Give back the records below exactly, omitting the pictures.

———

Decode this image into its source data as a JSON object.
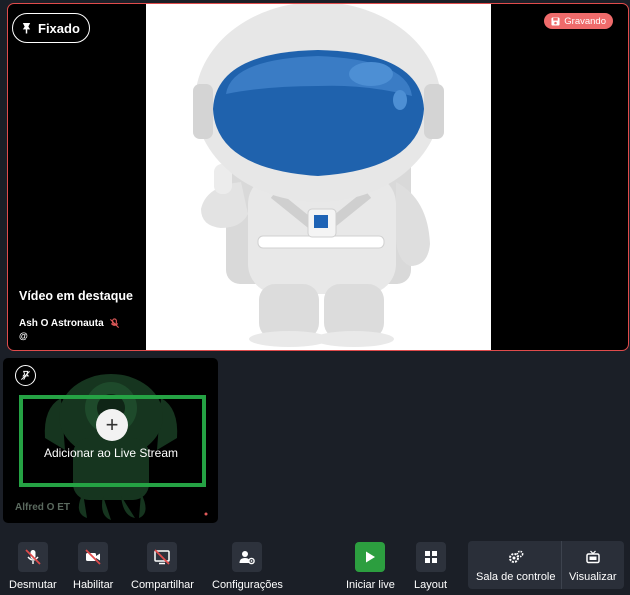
{
  "stage": {
    "pin_label": "Fixado",
    "recording_label": "Gravando",
    "featured_label": "Vídeo em destaque",
    "participant_name": "Ash O Astronauta",
    "participant_handle": "@"
  },
  "tile": {
    "add_label": "Adicionar ao Live Stream",
    "participant_name": "Alfred O ET"
  },
  "toolbar": {
    "unmute": "Desmutar",
    "enable": "Habilitar",
    "share": "Compartilhar",
    "settings": "Configurações",
    "start_live": "Iniciar live",
    "layout": "Layout",
    "control_room": "Sala de controle",
    "view": "Visualizar"
  },
  "colors": {
    "recording": "#ef6b6b",
    "live_green": "#2c9e3f",
    "stage_border": "#e04b4b"
  }
}
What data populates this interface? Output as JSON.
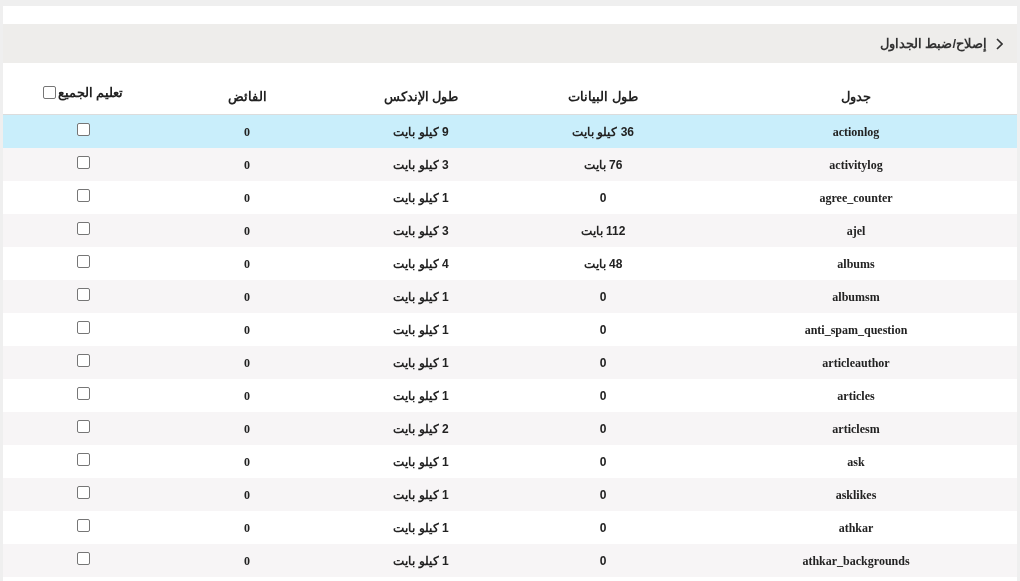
{
  "header": {
    "title": "إصلاح/ضبط الجداول"
  },
  "table": {
    "columns": [
      "جدول",
      "طول البيانات",
      "طول الإندكس",
      "الفائض"
    ],
    "select_all": {
      "label": "تعليم الجميع",
      "checked": false
    },
    "rows": [
      {
        "name": "actionlog",
        "data_length": "36 كيلو بايت",
        "index_length": "9 كيلو بايت",
        "overhead": "0",
        "checked": false,
        "selected": true
      },
      {
        "name": "activitylog",
        "data_length": "76 بايت",
        "index_length": "3 كيلو بايت",
        "overhead": "0",
        "checked": false,
        "selected": false
      },
      {
        "name": "agree_counter",
        "data_length": "0",
        "index_length": "1 كيلو بايت",
        "overhead": "0",
        "checked": false,
        "selected": false
      },
      {
        "name": "ajel",
        "data_length": "112 بايت",
        "index_length": "3 كيلو بايت",
        "overhead": "0",
        "checked": false,
        "selected": false
      },
      {
        "name": "albums",
        "data_length": "48 بايت",
        "index_length": "4 كيلو بايت",
        "overhead": "0",
        "checked": false,
        "selected": false
      },
      {
        "name": "albumsm",
        "data_length": "0",
        "index_length": "1 كيلو بايت",
        "overhead": "0",
        "checked": false,
        "selected": false
      },
      {
        "name": "anti_spam_question",
        "data_length": "0",
        "index_length": "1 كيلو بايت",
        "overhead": "0",
        "checked": false,
        "selected": false
      },
      {
        "name": "articleauthor",
        "data_length": "0",
        "index_length": "1 كيلو بايت",
        "overhead": "0",
        "checked": false,
        "selected": false
      },
      {
        "name": "articles",
        "data_length": "0",
        "index_length": "1 كيلو بايت",
        "overhead": "0",
        "checked": false,
        "selected": false
      },
      {
        "name": "articlesm",
        "data_length": "0",
        "index_length": "2 كيلو بايت",
        "overhead": "0",
        "checked": false,
        "selected": false
      },
      {
        "name": "ask",
        "data_length": "0",
        "index_length": "1 كيلو بايت",
        "overhead": "0",
        "checked": false,
        "selected": false
      },
      {
        "name": "asklikes",
        "data_length": "0",
        "index_length": "1 كيلو بايت",
        "overhead": "0",
        "checked": false,
        "selected": false
      },
      {
        "name": "athkar",
        "data_length": "0",
        "index_length": "1 كيلو بايت",
        "overhead": "0",
        "checked": false,
        "selected": false
      },
      {
        "name": "athkar_backgrounds",
        "data_length": "0",
        "index_length": "1 كيلو بايت",
        "overhead": "0",
        "checked": false,
        "selected": false
      }
    ]
  }
}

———

**ANSWER**
Decode this image into its source data as a JSON object.
{
  "stage": {
    "pin_label": "Fixado",
    "recording_label": "Gravando",
    "featured_label": "Vídeo em destaque",
    "participant_name": "Ash O Astronauta",
    "participant_handle": "@"
  },
  "tile": {
    "add_label": "Adicionar ao Live Stream",
    "participant_name": "Alfred O ET"
  },
  "toolbar": {
    "unmute": "Desmutar",
    "enable": "Habilitar",
    "share": "Compartilhar",
    "settings": "Configurações",
    "start_live": "Iniciar live",
    "layout": "Layout",
    "control_room": "Sala de controle",
    "view": "Visualizar"
  },
  "colors": {
    "recording": "#ef6b6b",
    "live_green": "#2c9e3f",
    "stage_border": "#e04b4b"
  }
}
What data populates this interface? Output as JSON.
{
  "header": {
    "title": "إصلاح/ضبط الجداول"
  },
  "table": {
    "columns": [
      "جدول",
      "طول البيانات",
      "طول الإندكس",
      "الفائض"
    ],
    "select_all": {
      "label": "تعليم الجميع",
      "checked": false
    },
    "rows": [
      {
        "name": "actionlog",
        "data_length": "36 كيلو بايت",
        "index_length": "9 كيلو بايت",
        "overhead": "0",
        "checked": false,
        "selected": true
      },
      {
        "name": "activitylog",
        "data_length": "76 بايت",
        "index_length": "3 كيلو بايت",
        "overhead": "0",
        "checked": false,
        "selected": false
      },
      {
        "name": "agree_counter",
        "data_length": "0",
        "index_length": "1 كيلو بايت",
        "overhead": "0",
        "checked": false,
        "selected": false
      },
      {
        "name": "ajel",
        "data_length": "112 بايت",
        "index_length": "3 كيلو بايت",
        "overhead": "0",
        "checked": false,
        "selected": false
      },
      {
        "name": "albums",
        "data_length": "48 بايت",
        "index_length": "4 كيلو بايت",
        "overhead": "0",
        "checked": false,
        "selected": false
      },
      {
        "name": "albumsm",
        "data_length": "0",
        "index_length": "1 كيلو بايت",
        "overhead": "0",
        "checked": false,
        "selected": false
      },
      {
        "name": "anti_spam_question",
        "data_length": "0",
        "index_length": "1 كيلو بايت",
        "overhead": "0",
        "checked": false,
        "selected": false
      },
      {
        "name": "articleauthor",
        "data_length": "0",
        "index_length": "1 كيلو بايت",
        "overhead": "0",
        "checked": false,
        "selected": false
      },
      {
        "name": "articles",
        "data_length": "0",
        "index_length": "1 كيلو بايت",
        "overhead": "0",
        "checked": false,
        "selected": false
      },
      {
        "name": "articlesm",
        "data_length": "0",
        "index_length": "2 كيلو بايت",
        "overhead": "0",
        "checked": false,
        "selected": false
      },
      {
        "name": "ask",
        "data_length": "0",
        "index_length": "1 كيلو بايت",
        "overhead": "0",
        "checked": false,
        "selected": false
      },
      {
        "name": "asklikes",
        "data_length": "0",
        "index_length": "1 كيلو بايت",
        "overhead": "0",
        "checked": false,
        "selected": false
      },
      {
        "name": "athkar",
        "data_length": "0",
        "index_length": "1 كيلو بايت",
        "overhead": "0",
        "checked": false,
        "selected": false
      },
      {
        "name": "athkar_backgrounds",
        "data_length": "0",
        "index_length": "1 كيلو بايت",
        "overhead": "0",
        "checked": false,
        "selected": false
      }
    ]
  }
}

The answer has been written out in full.